Review: Faust

This glittering production is luminous with theatricality, and the devil as ever gets the best lines


Everyman, Cork


How to poise most of an orchestra on a pile of books is a problem few stage designers might welcome but Lisa Zagone, assisted by Michael Hurley's lighting scheme, has accepted the challenge with enthusiasm for this presentation of Charles Gounod's Faust.


A co-production by Everyman and the Cork Operatic Society, it offers among other pleasures the delight of detecting the woodwind emanating from a bookcase or the brass from one of the theatre’s domed boxes, although a suspicion that physical scale is compromised in one or two over-crowded scenes must be acknowledged. This, and the need for a serious argument with Marguerite’s hairdresser, are the only doubts in a musically and dramatically memorable production, luminous with melody and glittering with theatricality.

Sung in French and adapted from Goethe’s story of a pact with Satan, in which youth and love are priced above the cost of eternal damnation, Gounod’s romantic music and the beguiling libretto by Barbier and Carre demand both intensity and lyricism.

Achieving innovation without contradiction, John O’Brien’s fluid direction evolves from an engagement with the supernatural idiom that kept the devil both imminent and potent. As conductor, brass-buttoned to the chin like all the musicians, O’Brien styles the playing as a supple and expressive continuo, and even the arrival of the Barrack Street Band for the Soldiers’ Chorus sits so well into the scenario that there is no surprise at O’Brien’s ability to conduct orchestra and chorus in front of him and band and chorus behind him at the same time.

Confidence to this degree provokes surprise and excitement and invigorates the orchestra (led by Ioana Petcu Colan), chorus and principals. Cara O'Sullivan's big moment must be Marguerite's Jewel Song, but this brightly coloured aria is countered by the delicacy of her closing scene, where the pathos is tightened with the anguish of Jung Soo Yun's warmly voiced Faust. A wealth of duets, trios and quartets endorses the magic of the classic tradition, a genre well suited to Owen Gilhooly's fine Valentin and which allows a superbly subtle Mephistopheles from Julian Tovey, whose curse on the lovers is sung like a benediction. As ever when Satan is involved, the devil has the best lines, but in this production he also has the best clothes, from his caped and feathered entrance to the plumage of his last-act wings, a triumphant metaphor for four hours of operatic élan.

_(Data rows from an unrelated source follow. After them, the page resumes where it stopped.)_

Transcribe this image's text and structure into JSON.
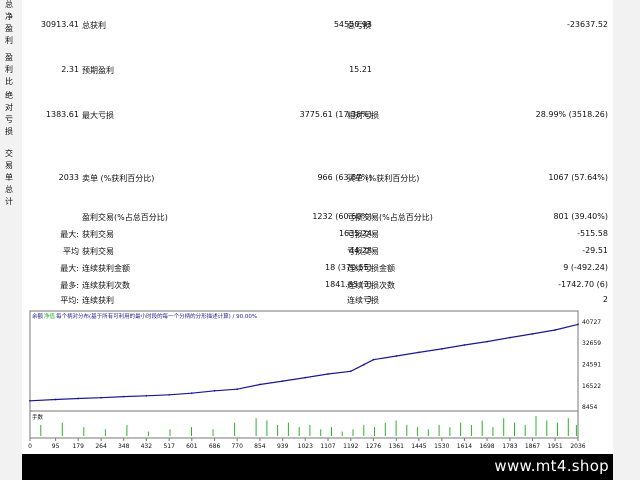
{
  "labels": {
    "net_profit": "总净盈利",
    "gross_profit": "总获利",
    "gross_loss": "总亏损",
    "profit_factor": "盈利比",
    "expected_payoff": "预期盈利",
    "abs_drawdown": "绝对亏损",
    "max_drawdown": "最大亏损",
    "rel_drawdown": "相对亏损",
    "total_trades": "交易单总计",
    "short_positions": "卖单 (%获利百分比)",
    "long_positions": "买单 (%获利百分比)",
    "profit_trades": "盈利交易(%占总百分比)",
    "loss_trades": "亏损交易(%占总百分比)",
    "largest": "最大:",
    "largest_profit": "获利交易",
    "largest_loss": "亏损交易",
    "average": "平均",
    "average_profit": "获利交易",
    "average_loss": "亏损交易",
    "maximum": "最大:",
    "max_consec_wins": "连续获利金额",
    "max_consec_losses": "连续亏损金额",
    "maximal": "最多:",
    "maximal_consec_profit": "连续获利次数",
    "maximal_consec_loss": "连续亏损次数",
    "average2": "平均:",
    "avg_consec_wins": "连续获利",
    "avg_consec_losses": "连续亏损"
  },
  "values": {
    "net_profit": "30913.41",
    "gross_profit": "54550.93",
    "gross_loss": "-23637.52",
    "profit_factor": "2.31",
    "expected_payoff": "15.21",
    "abs_drawdown": "1383.61",
    "max_drawdown": "3775.61 (17.38%)",
    "rel_drawdown": "28.99% (3518.26)",
    "total_trades": "2033",
    "short_positions": "966 (63.87%)",
    "long_positions": "1067 (57.64%)",
    "profit_trades": "1232 (60.60%)",
    "loss_trades": "801 (39.40%)",
    "largest_profit": "1635.24",
    "largest_loss": "-515.58",
    "average_profit": "44.28",
    "average_loss": "-29.51",
    "max_consec_wins": "18 (370.55)",
    "max_consec_losses": "9 (-492.24)",
    "maximal_consec_profit": "1841.65 (3)",
    "maximal_consec_loss": "-1742.70 (6)",
    "avg_consec_wins": "3",
    "avg_consec_losses": "2"
  },
  "graph": {
    "legend_balance": "余额",
    "legend_equity": "净值",
    "legend_text": "每个柄对分布(基于所有可利用的最小时段的每一个分柄的分形描述计算) / 90.00%",
    "volume_label": "手数",
    "line_color": "#1a1a8c",
    "volume_color": "#2bb52b"
  },
  "chart_data": {
    "type": "line",
    "title": "",
    "xlabel": "",
    "ylabel": "",
    "x_ticks": [
      "0",
      "95",
      "179",
      "264",
      "348",
      "432",
      "517",
      "601",
      "686",
      "770",
      "854",
      "939",
      "1023",
      "1107",
      "1192",
      "1276",
      "1361",
      "1445",
      "1530",
      "1614",
      "1698",
      "1783",
      "1867",
      "1951",
      "2036"
    ],
    "y_ticks": [
      "40727",
      "32659",
      "24591",
      "16522",
      "8454"
    ],
    "ylim": [
      8454,
      40727
    ],
    "xlim": [
      0,
      2036
    ],
    "series": [
      {
        "x": [
          0,
          95,
          179,
          264,
          348,
          432,
          517,
          601,
          686,
          770,
          854,
          939,
          1023,
          1107,
          1192,
          1240,
          1276,
          1361,
          1445,
          1530,
          1614,
          1698,
          1783,
          1867,
          1951,
          2036
        ],
        "values": [
          10800,
          11300,
          11700,
          12000,
          12400,
          12700,
          13100,
          13700,
          14600,
          15200,
          17000,
          18300,
          19600,
          21000,
          22000,
          24500,
          26400,
          27800,
          29200,
          30500,
          32000,
          33300,
          34800,
          36200,
          37700,
          39800
        ]
      }
    ],
    "volume": {
      "x": [
        40,
        120,
        200,
        280,
        360,
        440,
        520,
        600,
        680,
        760,
        840,
        880,
        920,
        960,
        1000,
        1040,
        1080,
        1120,
        1160,
        1200,
        1240,
        1280,
        1320,
        1360,
        1400,
        1440,
        1480,
        1520,
        1560,
        1600,
        1640,
        1680,
        1720,
        1760,
        1800,
        1840,
        1880,
        1920,
        1960,
        2000,
        2030
      ],
      "values": [
        0.5,
        0.6,
        0.4,
        0.3,
        0.5,
        0.2,
        0.3,
        0.4,
        0.3,
        0.6,
        0.8,
        0.7,
        0.5,
        0.6,
        0.4,
        0.5,
        0.3,
        0.4,
        0.2,
        0.3,
        0.5,
        0.4,
        0.6,
        0.7,
        0.5,
        0.4,
        0.3,
        0.5,
        0.4,
        0.6,
        0.5,
        0.7,
        0.4,
        0.8,
        0.6,
        0.5,
        0.9,
        0.7,
        0.6,
        0.8,
        0.5
      ]
    }
  },
  "footer": {
    "watermark": "www.mt4.shop"
  }
}
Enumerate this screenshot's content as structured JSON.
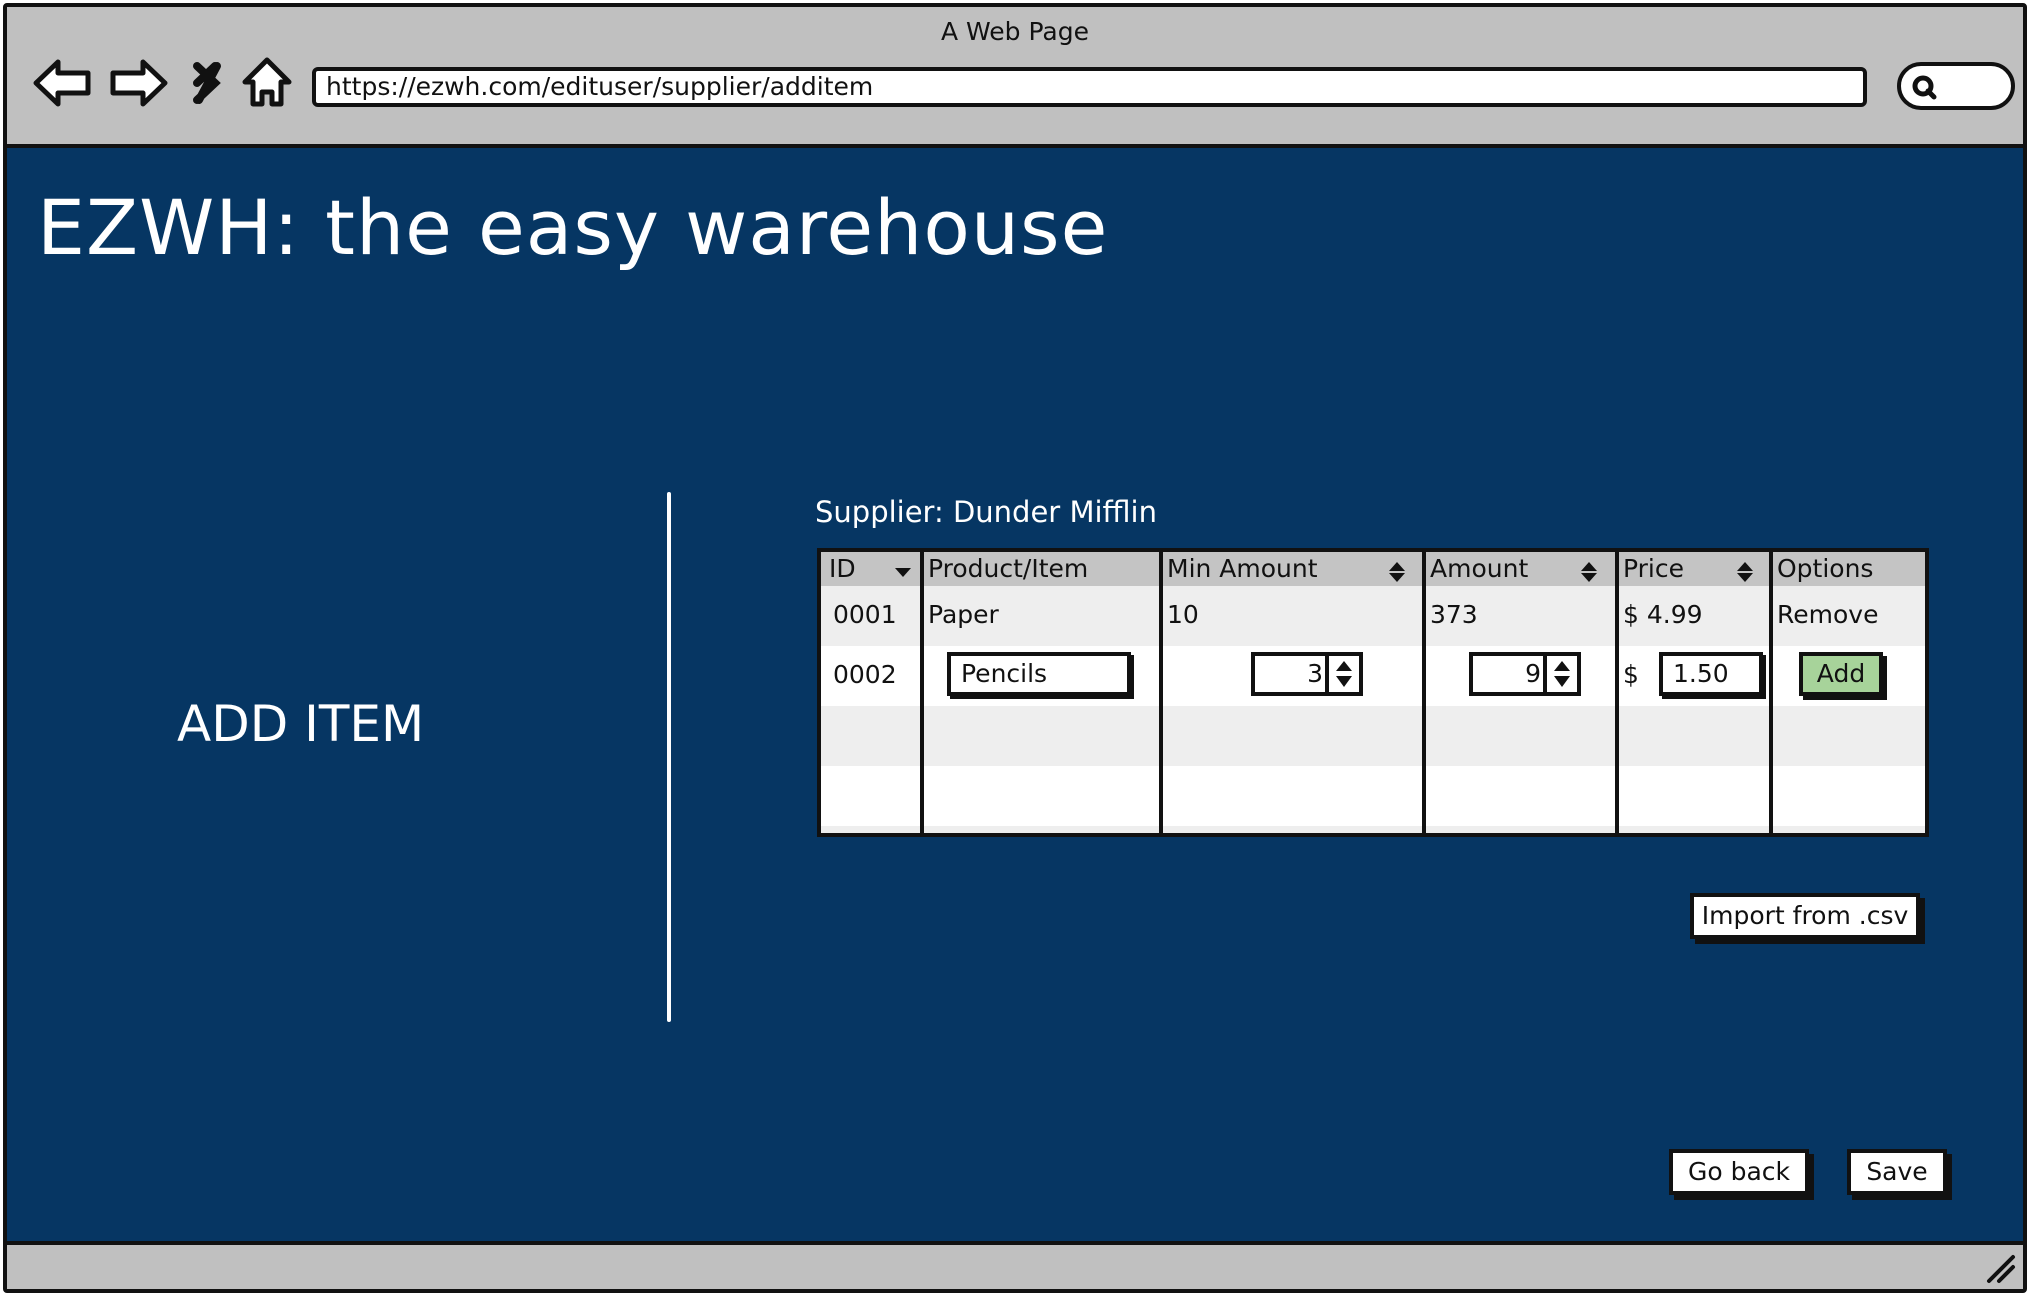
{
  "window": {
    "title": "A Web Page",
    "url": "https://ezwh.com/edituser/supplier/additem"
  },
  "app": {
    "title": "EZWH: the easy warehouse"
  },
  "page": {
    "section_label": "ADD ITEM",
    "supplier": "Supplier: Dunder Mifflin"
  },
  "table": {
    "headers": {
      "id": "ID",
      "product": "Product/Item",
      "min_amount": "Min Amount",
      "amount": "Amount",
      "price": "Price",
      "options": "Options"
    },
    "rows": [
      {
        "id": "0001",
        "product": "Paper",
        "min_amount": "10",
        "amount": "373",
        "price": "$ 4.99",
        "option": "Remove"
      }
    ],
    "new_row": {
      "id": "0002",
      "product_value": "Pencils",
      "min_amount_value": "3",
      "amount_value": "9",
      "currency": "$",
      "price_value": "1.50",
      "add_label": "Add"
    }
  },
  "buttons": {
    "import_csv": "Import from .csv",
    "go_back": "Go back",
    "save": "Save"
  },
  "colors": {
    "background": "#063663",
    "chrome": "#c0c0c0",
    "add_button": "#a7d39a"
  },
  "icons": [
    "back-arrow-icon",
    "forward-arrow-icon",
    "close-icon",
    "home-icon",
    "search-icon",
    "sort-desc-icon",
    "sort-updown-icon",
    "resize-grip-icon"
  ]
}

Performances on February 24th, 27th and 28th

Mary Leland

Mary Leland is a contributor to The Irish Times specialising in culture